Interface dataset entries
^^^^^^^^
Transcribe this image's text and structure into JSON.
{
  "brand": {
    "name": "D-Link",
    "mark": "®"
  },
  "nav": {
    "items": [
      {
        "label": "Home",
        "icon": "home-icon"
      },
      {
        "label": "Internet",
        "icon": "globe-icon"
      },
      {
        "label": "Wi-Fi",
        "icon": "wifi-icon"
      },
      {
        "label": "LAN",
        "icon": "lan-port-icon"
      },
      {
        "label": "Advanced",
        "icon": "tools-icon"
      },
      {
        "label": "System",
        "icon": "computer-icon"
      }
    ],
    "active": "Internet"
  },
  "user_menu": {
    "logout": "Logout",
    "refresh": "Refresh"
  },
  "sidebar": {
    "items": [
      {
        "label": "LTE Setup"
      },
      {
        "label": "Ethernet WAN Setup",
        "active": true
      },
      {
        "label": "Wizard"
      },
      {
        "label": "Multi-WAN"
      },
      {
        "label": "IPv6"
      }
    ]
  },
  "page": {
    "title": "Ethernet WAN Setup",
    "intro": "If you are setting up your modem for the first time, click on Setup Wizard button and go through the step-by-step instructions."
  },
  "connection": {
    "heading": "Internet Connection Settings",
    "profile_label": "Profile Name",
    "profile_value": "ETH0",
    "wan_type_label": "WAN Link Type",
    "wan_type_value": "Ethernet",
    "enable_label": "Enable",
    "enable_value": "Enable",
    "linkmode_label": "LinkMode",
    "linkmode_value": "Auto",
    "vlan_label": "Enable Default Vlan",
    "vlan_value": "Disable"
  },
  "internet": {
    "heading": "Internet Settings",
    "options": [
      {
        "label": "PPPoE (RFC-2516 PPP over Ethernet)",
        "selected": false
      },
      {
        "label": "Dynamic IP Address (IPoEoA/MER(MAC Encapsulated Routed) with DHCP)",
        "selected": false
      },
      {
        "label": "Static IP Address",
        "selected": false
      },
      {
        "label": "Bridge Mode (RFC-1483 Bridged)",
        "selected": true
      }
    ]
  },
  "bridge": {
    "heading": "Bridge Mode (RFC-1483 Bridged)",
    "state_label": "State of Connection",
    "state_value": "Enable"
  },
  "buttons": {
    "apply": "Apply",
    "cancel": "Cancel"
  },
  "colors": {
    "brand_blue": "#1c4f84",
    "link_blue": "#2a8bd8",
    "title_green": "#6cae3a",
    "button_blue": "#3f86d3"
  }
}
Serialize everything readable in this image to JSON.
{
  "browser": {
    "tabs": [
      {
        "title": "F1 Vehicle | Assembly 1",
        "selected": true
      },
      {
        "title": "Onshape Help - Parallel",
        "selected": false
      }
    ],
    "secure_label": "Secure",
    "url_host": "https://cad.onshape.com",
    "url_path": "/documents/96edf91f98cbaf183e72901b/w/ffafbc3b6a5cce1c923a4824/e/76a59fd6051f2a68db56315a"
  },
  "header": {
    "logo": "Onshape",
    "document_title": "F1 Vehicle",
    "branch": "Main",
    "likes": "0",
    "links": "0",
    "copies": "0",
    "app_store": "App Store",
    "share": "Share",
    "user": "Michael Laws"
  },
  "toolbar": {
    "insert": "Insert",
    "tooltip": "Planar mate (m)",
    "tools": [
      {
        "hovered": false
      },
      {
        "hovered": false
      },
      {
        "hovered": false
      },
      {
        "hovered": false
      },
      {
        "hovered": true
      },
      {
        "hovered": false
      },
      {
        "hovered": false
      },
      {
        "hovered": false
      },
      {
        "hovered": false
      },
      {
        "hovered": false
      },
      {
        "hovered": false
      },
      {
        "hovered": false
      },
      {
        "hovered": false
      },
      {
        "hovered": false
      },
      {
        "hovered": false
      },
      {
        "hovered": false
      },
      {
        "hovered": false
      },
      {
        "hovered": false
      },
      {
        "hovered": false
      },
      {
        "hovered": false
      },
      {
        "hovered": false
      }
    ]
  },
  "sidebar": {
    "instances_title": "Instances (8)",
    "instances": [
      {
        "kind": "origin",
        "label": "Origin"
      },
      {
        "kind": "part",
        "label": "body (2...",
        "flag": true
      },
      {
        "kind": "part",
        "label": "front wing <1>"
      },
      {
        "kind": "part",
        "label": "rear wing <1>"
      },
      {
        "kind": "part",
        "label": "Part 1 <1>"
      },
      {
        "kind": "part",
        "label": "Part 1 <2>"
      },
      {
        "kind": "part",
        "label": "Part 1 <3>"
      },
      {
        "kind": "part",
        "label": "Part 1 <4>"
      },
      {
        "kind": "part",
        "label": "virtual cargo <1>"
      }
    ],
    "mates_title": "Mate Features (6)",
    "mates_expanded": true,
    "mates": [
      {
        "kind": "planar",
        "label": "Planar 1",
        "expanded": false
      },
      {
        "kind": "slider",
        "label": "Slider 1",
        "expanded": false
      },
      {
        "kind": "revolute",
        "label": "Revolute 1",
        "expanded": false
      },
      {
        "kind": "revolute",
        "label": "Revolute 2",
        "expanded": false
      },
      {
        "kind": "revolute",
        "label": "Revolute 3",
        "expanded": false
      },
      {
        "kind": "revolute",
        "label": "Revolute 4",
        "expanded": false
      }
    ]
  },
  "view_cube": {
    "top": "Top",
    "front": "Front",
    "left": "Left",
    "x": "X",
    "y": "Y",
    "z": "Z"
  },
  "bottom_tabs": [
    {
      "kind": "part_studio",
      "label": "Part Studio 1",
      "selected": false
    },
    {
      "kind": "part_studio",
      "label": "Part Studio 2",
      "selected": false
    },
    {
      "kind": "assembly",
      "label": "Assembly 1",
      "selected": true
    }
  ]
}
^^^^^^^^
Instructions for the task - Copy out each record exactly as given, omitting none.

Exercise answer -
Transcribe this image's text and structure into JSON.
{
  "brand": {
    "name": "D-Link",
    "mark": "®"
  },
  "nav": {
    "items": [
      {
        "label": "Home",
        "icon": "home-icon"
      },
      {
        "label": "Internet",
        "icon": "globe-icon"
      },
      {
        "label": "Wi-Fi",
        "icon": "wifi-icon"
      },
      {
        "label": "LAN",
        "icon": "lan-port-icon"
      },
      {
        "label": "Advanced",
        "icon": "tools-icon"
      },
      {
        "label": "System",
        "icon": "computer-icon"
      }
    ],
    "active": "Internet"
  },
  "user_menu": {
    "logout": "Logout",
    "refresh": "Refresh"
  },
  "sidebar": {
    "items": [
      {
        "label": "LTE Setup"
      },
      {
        "label": "Ethernet WAN Setup",
        "active": true
      },
      {
        "label": "Wizard"
      },
      {
        "label": "Multi-WAN"
      },
      {
        "label": "IPv6"
      }
    ]
  },
  "page": {
    "title": "Ethernet WAN Setup",
    "intro": "If you are setting up your modem for the first time, click on Setup Wizard button and go through the step-by-step instructions."
  },
  "connection": {
    "heading": "Internet Connection Settings",
    "profile_label": "Profile Name",
    "profile_value": "ETH0",
    "wan_type_label": "WAN Link Type",
    "wan_type_value": "Ethernet",
    "enable_label": "Enable",
    "enable_value": "Enable",
    "linkmode_label": "LinkMode",
    "linkmode_value": "Auto",
    "vlan_label": "Enable Default Vlan",
    "vlan_value": "Disable"
  },
  "internet": {
    "heading": "Internet Settings",
    "options": [
      {
        "label": "PPPoE (RFC-2516 PPP over Ethernet)",
        "selected": false
      },
      {
        "label": "Dynamic IP Address (IPoEoA/MER(MAC Encapsulated Routed) with DHCP)",
        "selected": false
      },
      {
        "label": "Static IP Address",
        "selected": false
      },
      {
        "label": "Bridge Mode (RFC-1483 Bridged)",
        "selected": true
      }
    ]
  },
  "bridge": {
    "heading": "Bridge Mode (RFC-1483 Bridged)",
    "state_label": "State of Connection",
    "state_value": "Enable"
  },
  "buttons": {
    "apply": "Apply",
    "cancel": "Cancel"
  },
  "colors": {
    "brand_blue": "#1c4f84",
    "link_blue": "#2a8bd8",
    "title_green": "#6cae3a",
    "button_blue": "#3f86d3"
  }
}
Serialize everything readable in this image to JSON.
{
  "browser": {
    "tabs": [
      {
        "title": "F1 Vehicle | Assembly 1",
        "selected": true
      },
      {
        "title": "Onshape Help - Parallel",
        "selected": false
      }
    ],
    "secure_label": "Secure",
    "url_host": "https://cad.onshape.com",
    "url_path": "/documents/96edf91f98cbaf183e72901b/w/ffafbc3b6a5cce1c923a4824/e/76a59fd6051f2a68db56315a"
  },
  "header": {
    "logo": "Onshape",
    "document_title": "F1 Vehicle",
    "branch": "Main",
    "likes": "0",
    "links": "0",
    "copies": "0",
    "app_store": "App Store",
    "share": "Share",
    "user": "Michael Laws"
  },
  "toolbar": {
    "insert": "Insert",
    "tooltip": "Planar mate (m)",
    "tools": [
      {
        "hovered": false
      },
      {
        "hovered": false
      },
      {
        "hovered": false
      },
      {
        "hovered": false
      },
      {
        "hovered": true
      },
      {
        "hovered": false
      },
      {
        "hovered": false
      },
      {
        "hovered": false
      },
      {
        "hovered": false
      },
      {
        "hovered": false
      },
      {
        "hovered": false
      },
      {
        "hovered": false
      },
      {
        "hovered": false
      },
      {
        "hovered": false
      },
      {
        "hovered": false
      },
      {
        "hovered": false
      },
      {
        "hovered": false
      },
      {
        "hovered": false
      },
      {
        "hovered": false
      },
      {
        "hovered": false
      },
      {
        "hovered": false
      }
    ]
  },
  "sidebar": {
    "instances_title": "Instances (8)",
    "instances": [
      {
        "kind": "origin",
        "label": "Origin"
      },
      {
        "kind": "part",
        "label": "body (2...",
        "flag": true
      },
      {
        "kind": "part",
        "label": "front wing <1>"
      },
      {
        "kind": "part",
        "label": "rear wing <1>"
      },
      {
        "kind": "part",
        "label": "Part 1 <1>"
      },
      {
        "kind": "part",
        "label": "Part 1 <2>"
      },
      {
        "kind": "part",
        "label": "Part 1 <3>"
      },
      {
        "kind": "part",
        "label": "Part 1 <4>"
      },
      {
        "kind": "part",
        "label": "virtual cargo <1>"
      }
    ],
    "mates_title": "Mate Features (6)",
    "mates_expanded": true,
    "mates": [
      {
        "kind": "planar",
        "label": "Planar 1",
        "expanded": false
      },
      {
        "kind": "slider",
        "label": "Slider 1",
        "expanded": false
      },
      {
        "kind": "revolute",
        "label": "Revolute 1",
        "expanded": false
      },
      {
        "kind": "revolute",
        "label": "Revolute 2",
        "expanded": false
      },
      {
        "kind": "revolute",
        "label": "Revolute 3",
        "expanded": false
      },
      {
        "kind": "revolute",
        "label": "Revolute 4",
        "expanded": false
      }
    ]
  },
  "view_cube": {
    "top": "Top",
    "front": "Front",
    "left": "Left",
    "x": "X",
    "y": "Y",
    "z": "Z"
  },
  "bottom_tabs": [
    {
      "kind": "part_studio",
      "label": "Part Studio 1",
      "selected": false
    },
    {
      "kind": "part_studio",
      "label": "Part Studio 2",
      "selected": false
    },
    {
      "kind": "assembly",
      "label": "Assembly 1",
      "selected": true
    }
  ]
}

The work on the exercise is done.